* [Problem to work on]
The task calls for each record to be given again exactly.
*** Opening Source data ***
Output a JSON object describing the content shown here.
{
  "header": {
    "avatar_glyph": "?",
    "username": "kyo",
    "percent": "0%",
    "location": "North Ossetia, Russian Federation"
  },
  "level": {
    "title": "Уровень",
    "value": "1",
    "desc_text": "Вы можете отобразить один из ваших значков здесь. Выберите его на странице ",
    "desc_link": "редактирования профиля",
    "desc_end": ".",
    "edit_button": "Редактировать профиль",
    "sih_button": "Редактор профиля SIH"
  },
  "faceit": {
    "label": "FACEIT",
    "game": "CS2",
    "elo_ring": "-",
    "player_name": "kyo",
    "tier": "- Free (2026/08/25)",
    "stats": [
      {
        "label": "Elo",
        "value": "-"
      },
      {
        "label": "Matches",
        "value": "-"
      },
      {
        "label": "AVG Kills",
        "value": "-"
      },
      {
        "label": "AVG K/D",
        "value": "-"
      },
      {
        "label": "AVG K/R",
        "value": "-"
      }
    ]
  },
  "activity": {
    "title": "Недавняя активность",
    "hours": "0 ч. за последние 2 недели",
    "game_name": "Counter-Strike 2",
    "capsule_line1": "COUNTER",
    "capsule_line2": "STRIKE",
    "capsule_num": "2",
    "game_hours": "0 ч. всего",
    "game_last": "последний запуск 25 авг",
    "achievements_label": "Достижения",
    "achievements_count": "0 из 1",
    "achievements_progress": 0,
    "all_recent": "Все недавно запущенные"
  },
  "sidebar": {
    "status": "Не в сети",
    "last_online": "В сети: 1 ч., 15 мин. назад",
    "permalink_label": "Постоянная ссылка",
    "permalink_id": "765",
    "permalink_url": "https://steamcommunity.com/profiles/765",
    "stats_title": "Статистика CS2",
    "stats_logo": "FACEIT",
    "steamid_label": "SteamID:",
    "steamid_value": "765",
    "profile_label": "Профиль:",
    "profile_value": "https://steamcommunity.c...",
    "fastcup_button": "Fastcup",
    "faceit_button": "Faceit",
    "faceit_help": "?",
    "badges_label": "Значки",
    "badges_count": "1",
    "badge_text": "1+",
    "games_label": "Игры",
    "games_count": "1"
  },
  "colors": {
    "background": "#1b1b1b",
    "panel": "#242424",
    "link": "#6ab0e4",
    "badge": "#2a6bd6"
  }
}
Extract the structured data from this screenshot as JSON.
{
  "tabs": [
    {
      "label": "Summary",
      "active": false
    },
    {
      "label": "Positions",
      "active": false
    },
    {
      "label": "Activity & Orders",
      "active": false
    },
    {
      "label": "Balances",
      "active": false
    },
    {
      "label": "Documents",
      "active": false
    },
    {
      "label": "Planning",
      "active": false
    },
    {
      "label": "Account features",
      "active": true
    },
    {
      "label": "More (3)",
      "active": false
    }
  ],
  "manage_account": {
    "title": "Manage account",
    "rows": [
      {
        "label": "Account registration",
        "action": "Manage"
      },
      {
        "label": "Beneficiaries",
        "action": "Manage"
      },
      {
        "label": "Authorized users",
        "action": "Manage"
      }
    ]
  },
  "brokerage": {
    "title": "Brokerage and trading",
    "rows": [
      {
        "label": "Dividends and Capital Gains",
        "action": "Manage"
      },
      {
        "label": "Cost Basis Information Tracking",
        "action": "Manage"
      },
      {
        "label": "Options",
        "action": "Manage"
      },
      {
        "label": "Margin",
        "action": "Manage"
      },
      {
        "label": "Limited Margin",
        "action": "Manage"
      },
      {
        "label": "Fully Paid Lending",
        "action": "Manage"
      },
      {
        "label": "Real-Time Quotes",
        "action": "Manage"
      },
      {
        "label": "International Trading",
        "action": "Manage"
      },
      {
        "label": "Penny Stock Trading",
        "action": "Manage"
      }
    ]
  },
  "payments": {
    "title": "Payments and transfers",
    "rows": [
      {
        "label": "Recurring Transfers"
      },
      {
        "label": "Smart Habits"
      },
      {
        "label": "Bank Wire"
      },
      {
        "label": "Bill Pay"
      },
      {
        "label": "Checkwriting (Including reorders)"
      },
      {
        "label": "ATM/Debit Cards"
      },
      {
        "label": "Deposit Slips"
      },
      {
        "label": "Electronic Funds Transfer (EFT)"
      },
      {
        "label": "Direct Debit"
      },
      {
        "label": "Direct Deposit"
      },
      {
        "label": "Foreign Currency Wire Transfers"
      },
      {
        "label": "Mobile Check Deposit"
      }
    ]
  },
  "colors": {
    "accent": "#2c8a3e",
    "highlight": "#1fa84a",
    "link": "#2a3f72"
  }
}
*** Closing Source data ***
* [Response box]
Output a JSON object describing the content shown here.
{
  "header": {
    "avatar_glyph": "?",
    "username": "kyo",
    "percent": "0%",
    "location": "North Ossetia, Russian Federation"
  },
  "level": {
    "title": "Уровень",
    "value": "1",
    "desc_text": "Вы можете отобразить один из ваших значков здесь. Выберите его на странице ",
    "desc_link": "редактирования профиля",
    "desc_end": ".",
    "edit_button": "Редактировать профиль",
    "sih_button": "Редактор профиля SIH"
  },
  "faceit": {
    "label": "FACEIT",
    "game": "CS2",
    "elo_ring": "-",
    "player_name": "kyo",
    "tier": "- Free (2026/08/25)",
    "stats": [
      {
        "label": "Elo",
        "value": "-"
      },
      {
        "label": "Matches",
        "value": "-"
      },
      {
        "label": "AVG Kills",
        "value": "-"
      },
      {
        "label": "AVG K/D",
        "value": "-"
      },
      {
        "label": "AVG K/R",
        "value": "-"
      }
    ]
  },
  "activity": {
    "title": "Недавняя активность",
    "hours": "0 ч. за последние 2 недели",
    "game_name": "Counter-Strike 2",
    "capsule_line1": "COUNTER",
    "capsule_line2": "STRIKE",
    "capsule_num": "2",
    "game_hours": "0 ч. всего",
    "game_last": "последний запуск 25 авг",
    "achievements_label": "Достижения",
    "achievements_count": "0 из 1",
    "achievements_progress": 0,
    "all_recent": "Все недавно запущенные"
  },
  "sidebar": {
    "status": "Не в сети",
    "last_online": "В сети: 1 ч., 15 мин. назад",
    "permalink_label": "Постоянная ссылка",
    "permalink_id": "765",
    "permalink_url": "https://steamcommunity.com/profiles/765",
    "stats_title": "Статистика CS2",
    "stats_logo": "FACEIT",
    "steamid_label": "SteamID:",
    "steamid_value": "765",
    "profile_label": "Профиль:",
    "profile_value": "https://steamcommunity.c...",
    "fastcup_button": "Fastcup",
    "faceit_button": "Faceit",
    "faceit_help": "?",
    "badges_label": "Значки",
    "badges_count": "1",
    "badge_text": "1+",
    "games_label": "Игры",
    "games_count": "1"
  },
  "colors": {
    "background": "#1b1b1b",
    "panel": "#242424",
    "link": "#6ab0e4",
    "badge": "#2a6bd6"
  }
}
Extract the structured data from this screenshot as JSON.
{
  "tabs": [
    {
      "label": "Summary",
      "active": false
    },
    {
      "label": "Positions",
      "active": false
    },
    {
      "label": "Activity & Orders",
      "active": false
    },
    {
      "label": "Balances",
      "active": false
    },
    {
      "label": "Documents",
      "active": false
    },
    {
      "label": "Planning",
      "active": false
    },
    {
      "label": "Account features",
      "active": true
    },
    {
      "label": "More (3)",
      "active": false
    }
  ],
  "manage_account": {
    "title": "Manage account",
    "rows": [
      {
        "label": "Account registration",
        "action": "Manage"
      },
      {
        "label": "Beneficiaries",
        "action": "Manage"
      },
      {
        "label": "Authorized users",
        "action": "Manage"
      }
    ]
  },
  "brokerage": {
    "title": "Brokerage and trading",
    "rows": [
      {
        "label": "Dividends and Capital Gains",
        "action": "Manage"
      },
      {
        "label": "Cost Basis Information Tracking",
        "action": "Manage"
      },
      {
        "label": "Options",
        "action": "Manage"
      },
      {
        "label": "Margin",
        "action": "Manage"
      },
      {
        "label": "Limited Margin",
        "action": "Manage"
      },
      {
        "label": "Fully Paid Lending",
        "action": "Manage"
      },
      {
        "label": "Real-Time Quotes",
        "action": "Manage"
      },
      {
        "label": "International Trading",
        "action": "Manage"
      },
      {
        "label": "Penny Stock Trading",
        "action": "Manage"
      }
    ]
  },
  "payments": {
    "title": "Payments and transfers",
    "rows": [
      {
        "label": "Recurring Transfers"
      },
      {
        "label": "Smart Habits"
      },
      {
        "label": "Bank Wire"
      },
      {
        "label": "Bill Pay"
      },
      {
        "label": "Checkwriting (Including reorders)"
      },
      {
        "label": "ATM/Debit Cards"
      },
      {
        "label": "Deposit Slips"
      },
      {
        "label": "Electronic Funds Transfer (EFT)"
      },
      {
        "label": "Direct Debit"
      },
      {
        "label": "Direct Deposit"
      },
      {
        "label": "Foreign Currency Wire Transfers"
      },
      {
        "label": "Mobile Check Deposit"
      }
    ]
  },
  "colors": {
    "accent": "#2c8a3e",
    "highlight": "#1fa84a",
    "link": "#2a3f72"
  }
}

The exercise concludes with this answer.